Disney Characters Discover Their Cliques


With Disney’s latest Pixar movie Monsters University hitting theaters next week, 27 year old illustrator and Disney fan Rubén B. Caballero (also known as Hyung86 on deviantART) decided to re-imagine his favorite characters as college students. Aside from putting them in modern clothes, he assigned them to various clubs and sports that would go along with their character. Aladdin loves breakdancing with Esmeralda on the school dance team. Snow White and Aurora are choir girls and love to help Kenai and Pocahontas with the Animal Welfare Association on campus. Tinkerbell is a cheerleader, while Peter Pan rocks eternally youthful Bieber-like style.

Disney Heroines Come to Life

Disney characters are iconic and have the magic quality of bringing back pleasant memories of the time we first saw them: whether at a cinema, one of the theme parks around the world or as a childhood toy. In Disney’s animated feature films their diverse characters have been seen all over the world and one graphic design student from Finland has created his own characterization of the loved Disney female leads.


Many girls dream of being princesses and many also imagine a fairy tale of their face gracing the cover of popular fashion magazines. Young artist, Tumblr user, and admitted Disney fan, Mary (Petite Tiaras) gives us a mashup of the best of both worlds by designing covers for popular fashion magazines, such as Vogue, Vanity Fair, and Elle, with Disney princesses as cover girls.

Disney Princesses In Accurate Period Costume

Most of the world seems familiar with the famous Disney princesses, from Snow White to Pocahontas their likenesses are burned into our memory, fan or not. What makes them so iconic? Many would argue it was their lavish and flowing costumes, based on historical fashion. But just how correct are those period fashionable dresses? Claire Hummel, an illustrator with a passion for historically accurate costuming recently reworked many of the famous ladies, giving them new garb fitting a stylish member of their periods society.

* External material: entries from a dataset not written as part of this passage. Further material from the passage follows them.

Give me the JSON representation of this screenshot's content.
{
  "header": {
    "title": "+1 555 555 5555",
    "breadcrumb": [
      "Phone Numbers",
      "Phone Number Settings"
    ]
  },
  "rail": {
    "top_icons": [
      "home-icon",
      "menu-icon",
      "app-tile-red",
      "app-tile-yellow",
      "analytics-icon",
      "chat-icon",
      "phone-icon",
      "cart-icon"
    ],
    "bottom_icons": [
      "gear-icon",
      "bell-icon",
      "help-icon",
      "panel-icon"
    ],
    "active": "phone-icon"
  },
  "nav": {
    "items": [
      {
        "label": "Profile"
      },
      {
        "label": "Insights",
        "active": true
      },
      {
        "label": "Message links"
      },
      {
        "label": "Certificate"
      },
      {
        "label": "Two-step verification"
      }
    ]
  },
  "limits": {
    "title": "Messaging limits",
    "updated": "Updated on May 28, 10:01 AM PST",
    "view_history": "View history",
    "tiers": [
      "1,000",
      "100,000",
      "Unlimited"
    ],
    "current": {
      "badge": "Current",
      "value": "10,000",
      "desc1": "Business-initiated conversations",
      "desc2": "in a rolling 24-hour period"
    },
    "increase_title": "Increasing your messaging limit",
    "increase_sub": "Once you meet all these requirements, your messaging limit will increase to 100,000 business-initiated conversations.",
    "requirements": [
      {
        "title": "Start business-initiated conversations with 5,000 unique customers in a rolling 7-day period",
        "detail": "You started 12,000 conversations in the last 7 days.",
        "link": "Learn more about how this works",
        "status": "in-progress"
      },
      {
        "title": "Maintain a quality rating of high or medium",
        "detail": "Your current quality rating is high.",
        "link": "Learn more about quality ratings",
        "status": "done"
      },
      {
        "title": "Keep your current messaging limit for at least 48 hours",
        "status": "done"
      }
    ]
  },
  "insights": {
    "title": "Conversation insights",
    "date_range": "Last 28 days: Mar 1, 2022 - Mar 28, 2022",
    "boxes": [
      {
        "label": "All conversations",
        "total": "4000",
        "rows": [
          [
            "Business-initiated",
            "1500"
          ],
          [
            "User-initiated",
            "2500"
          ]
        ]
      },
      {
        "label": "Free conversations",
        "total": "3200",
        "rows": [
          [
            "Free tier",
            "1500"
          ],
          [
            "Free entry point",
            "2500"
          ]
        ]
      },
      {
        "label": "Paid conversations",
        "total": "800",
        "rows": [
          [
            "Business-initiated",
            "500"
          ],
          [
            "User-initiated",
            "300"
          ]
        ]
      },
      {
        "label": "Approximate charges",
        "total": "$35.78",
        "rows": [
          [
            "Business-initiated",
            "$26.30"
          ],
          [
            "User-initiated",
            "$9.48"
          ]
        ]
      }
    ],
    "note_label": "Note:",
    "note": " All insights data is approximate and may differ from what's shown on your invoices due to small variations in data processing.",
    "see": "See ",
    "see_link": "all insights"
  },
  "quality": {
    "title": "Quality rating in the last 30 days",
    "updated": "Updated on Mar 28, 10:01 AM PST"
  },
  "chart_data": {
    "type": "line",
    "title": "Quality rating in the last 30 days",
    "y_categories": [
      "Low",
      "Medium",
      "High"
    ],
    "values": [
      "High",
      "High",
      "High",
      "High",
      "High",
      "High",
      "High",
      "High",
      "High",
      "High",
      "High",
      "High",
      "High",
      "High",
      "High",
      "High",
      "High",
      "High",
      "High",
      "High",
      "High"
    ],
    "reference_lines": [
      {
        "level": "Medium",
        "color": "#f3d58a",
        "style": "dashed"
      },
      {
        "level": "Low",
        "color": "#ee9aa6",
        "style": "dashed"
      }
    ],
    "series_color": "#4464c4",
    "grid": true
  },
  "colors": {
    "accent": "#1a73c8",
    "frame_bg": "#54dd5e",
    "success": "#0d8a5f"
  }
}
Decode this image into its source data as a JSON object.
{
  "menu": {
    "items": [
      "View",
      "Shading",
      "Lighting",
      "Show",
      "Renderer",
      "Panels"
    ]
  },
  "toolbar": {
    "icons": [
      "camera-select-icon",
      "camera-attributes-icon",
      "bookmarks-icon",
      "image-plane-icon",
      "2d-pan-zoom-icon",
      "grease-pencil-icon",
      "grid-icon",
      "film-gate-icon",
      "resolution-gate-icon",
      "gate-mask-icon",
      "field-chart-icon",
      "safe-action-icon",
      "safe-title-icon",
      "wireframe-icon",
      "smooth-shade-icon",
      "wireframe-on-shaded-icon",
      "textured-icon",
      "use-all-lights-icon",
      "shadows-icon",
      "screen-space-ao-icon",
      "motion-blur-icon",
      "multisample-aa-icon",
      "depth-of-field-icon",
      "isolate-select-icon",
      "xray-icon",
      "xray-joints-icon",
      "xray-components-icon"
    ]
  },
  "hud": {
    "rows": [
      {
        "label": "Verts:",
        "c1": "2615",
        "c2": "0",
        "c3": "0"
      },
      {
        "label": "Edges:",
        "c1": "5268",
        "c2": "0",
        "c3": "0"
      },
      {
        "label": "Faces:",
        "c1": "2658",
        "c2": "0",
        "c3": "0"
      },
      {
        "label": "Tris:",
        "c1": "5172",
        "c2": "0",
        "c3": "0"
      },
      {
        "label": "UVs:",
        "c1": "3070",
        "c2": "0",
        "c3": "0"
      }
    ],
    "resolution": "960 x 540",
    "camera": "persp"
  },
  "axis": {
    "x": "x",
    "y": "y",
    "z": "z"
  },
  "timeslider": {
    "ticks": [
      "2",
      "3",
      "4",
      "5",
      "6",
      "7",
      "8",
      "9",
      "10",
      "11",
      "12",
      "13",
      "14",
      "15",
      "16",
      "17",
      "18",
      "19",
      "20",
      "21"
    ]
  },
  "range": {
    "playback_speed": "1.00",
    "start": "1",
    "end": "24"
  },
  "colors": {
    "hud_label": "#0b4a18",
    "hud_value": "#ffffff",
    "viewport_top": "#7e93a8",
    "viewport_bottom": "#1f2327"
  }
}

As you can see in her version of Snow White above (based on early 16th century Germany), many of the original Disney costumes weren’t far off, while a few are vastly different.